The use of TLS (Transport Layer Security) encryption in emails allow sensitive information to be sent securely through the open and inherently unsecure Internet. Financial institutions, healthcare providers, law firms, or regulated industries are example entities that need or is required to use encryption. They would have information to send or receive via email that needs to be protected from unauthorized disclosure (e.g., eavesdropping). The use of TLS encryption provides the mechanism to accomplish this. But how can one confirm TLS encryption was used in the delivery of an email message? This is were email message headers can help. Every email that is sent has a log of how it was delivered, along with a variety of other information (such as date and time sent, sender information, and recipient information).
For our purpose, the header we are interested in is the Received header. When you send an email, it is often relayed from one email server to another until is reaches the recipient. Email servers that relay your message, also called hops, record details about its handling of your email in the message header. It includes information about its hostname, IP address, and whether encryption was employed for the delivery of your email.
There are two ways to check to see if an email was encrypted with TLS throughout its journey to the recipient's email box. The manual method involves inspection of the message header with your own eye. The other method is automated analysis using a tool. While using a tool to perform the analysis makes sense, it is important to have a general understanding on how to inspect message headers with your own eyes to identify the use of TLS.

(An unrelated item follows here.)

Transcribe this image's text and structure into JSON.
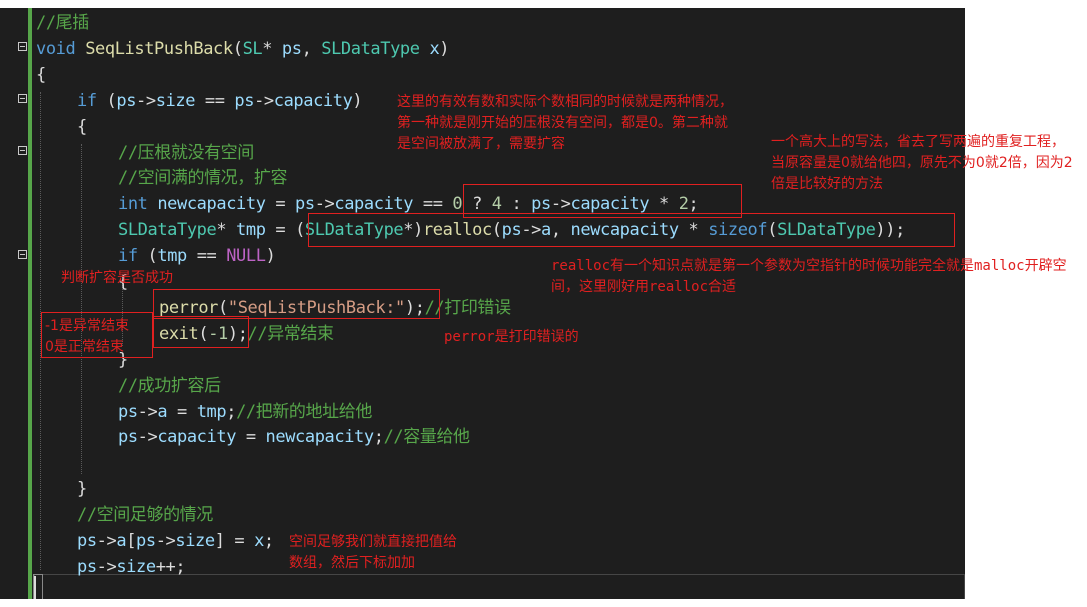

Looking at the example message header below, we see that a few servers were involved in the delivery of this particular email. Looking as each of the Received header, we can identify that TLS encryption (highlighted in yellow) was used by each server to secure the message throughout the journey of this email from the sender's email server to the recipient's. The Received headers all have a timestamp and it is read from the bottom to the top as this is the sequence of servers the email traveled through. It should be noted that other than the Received headers, all other headers can be forged. Thus, take the information you see with a grain of salt - particularly if your investigating whether an email is authentic.
Located at https://mha.azurewebsites.net/, the Microsoft Header Analyzer is easy to use. Simply paste your message headers into the textbox provided and click the Analyze headers button. In the example screenshot below, information about the use of TLS encryption neatly found on the last column, highlighted in yellow. This shows TLS encryption was employed throughout the email's journey as it was relayed from one server to the next. Unlike the raw message header, the Microsoft Header Analyzer neatly organize each Received header in its report from top to bottom.
It is important to know that many elements of an email header can be forged (also known as spoofed). Only the Received line and lines beginning with X are to be trusted with high confidence.
The use of TLS, and Enforced TLS in a lot of cases now, is becoming more and more common. Cyber criminals are continually trying to intercept and read other people's emails with malicious intent. Sometimes it is for some financial gain, other times it may be to steal someone's identity. Regardless, if you work for a company that sends or received sensitive information by email (such as corporate research information or trade secrets, patient health information (HIPAA), or customer's personally identifiable information (PII), it is highly recommended that you employ TLS. Many email providers are moving towards supporting TLS. If yours does not, you can either move to another email service provider that does, or look into supplementing your existing email solution with a third-party secure email providers.